A cursory review of the literature demonstrates that the possibility of a debt collector attempting to collect a debt that it does not actually own, either through assignment or otherwise, is very real. See, e.g., Peter A. Holland, The One Hundred Billion Dollar Problem in Small Claims Court: Robo-Signing and Lack of Proof in Debt Buyer Cases, 6 J. BUS. & TECH. L. 259 (2011); Rick Jurgens & Robert J. Hobbes, The Debt Machine: How the Collection Industry Hounds Consumers and Overwhelms Courts, THE NAT'L CONSUMER LAW CTR.(July 2010), http://www.nclc.org/images/pdf/pr-reports/debt-machine.pdf; FED. TRADE COMM'N, REPAIRING A BROKEN SYSTEM: PROTECTING CONSUMERS IN DEBT COLLECTION LITIGATION AND ARBITRATION (2010), http://www.ftc.gov/os/2010/07/debtcollectionreport.pdf.

Without Exhibits A through F, defendants cannot show an unbroken chain of assignment entitling them to stand in Citibank's shoes and enforce the arbitration provision contained in Webb's credit card agreement. All that is evident from the record is that Citibank sold Webb's account to Sherman Originator III on or about March 30, 2009, and that at the time of the sale, Citibank's records indicated that Webb owed an outstanding balance. (Handy Aff. ¶¶ 6, 8.)Defendants motion to compel arbitration must be denied.

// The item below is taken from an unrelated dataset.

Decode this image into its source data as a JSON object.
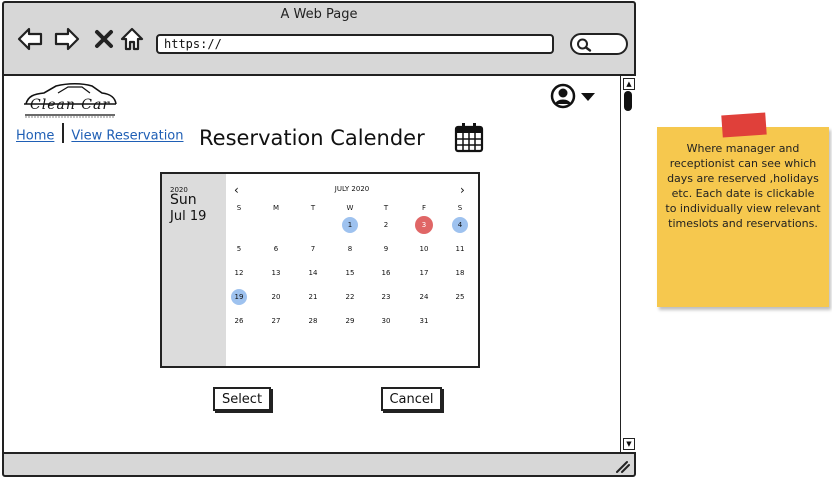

Even if the court were to consider the Minford exhibits, defendants would still have a difficult time demonstrating an unbroken chain of assignment because none of the receivable files referenced in the exhibits are part of the record. Although a contract may incorporate all or part of another instrument by reference, see Unifund CCR Partners v. Shah, 946 N.E.2d 885, 891, 407 Ill. App. 3d 737, 349 Ill. Dec. 389 (2011), without knowing the content of each receivable file, the court cannot discern whether Webb's account was one of those incorporated into the contract. Moreover, just because Webb's account number was identified as sold at the beginning and end of the chain of assignment does not mean that the chain is unbroken. To effectuate a valid assignment, the assignor must have an assignable right. Restatement (Second) of Contracts § 324, Comment A (1981). Without knowing the content of the receivable files, it is unclear what interest (if any) Sherman Originator III, Sherman Originator, and LVNV had in Webb's debt. It is therefore possible that Webb's debt was not assigned to any one of these entities, making it impossible for one entity to assign it to the next.

The exhibits attached to Handy's affidavit qualify as business records because they were kept by CCSI on behalf of Citibank in the regular course of business; it was the regular course of business of Citibank and/or CCSI for an employee or representative with personal knowledge of the act, event, condition, or opinion recorded to make memorandum or records or to transmit information thereof to be included in such memorandum or records; and the records were made at or near the time of the act and/or event recorded or reasonably soon thereafter. (Handy Aff. ¶¶ 1- 2.) Handy is a qualified witness under Rule 902(11) because she is an employee of CCSI, which maintains and records information in Citibank's records relating to credit cards owned by Citibank, and she appears to have knowledge of the process by which Citibank maintains its records. (See id. ¶¶ 2-4.)


For the foregoing reasons, defendants' motion to compel arbitration and stay proceedings pending completion of arbitration as to plaintiff Webb [#34] is denied.




United States District Judge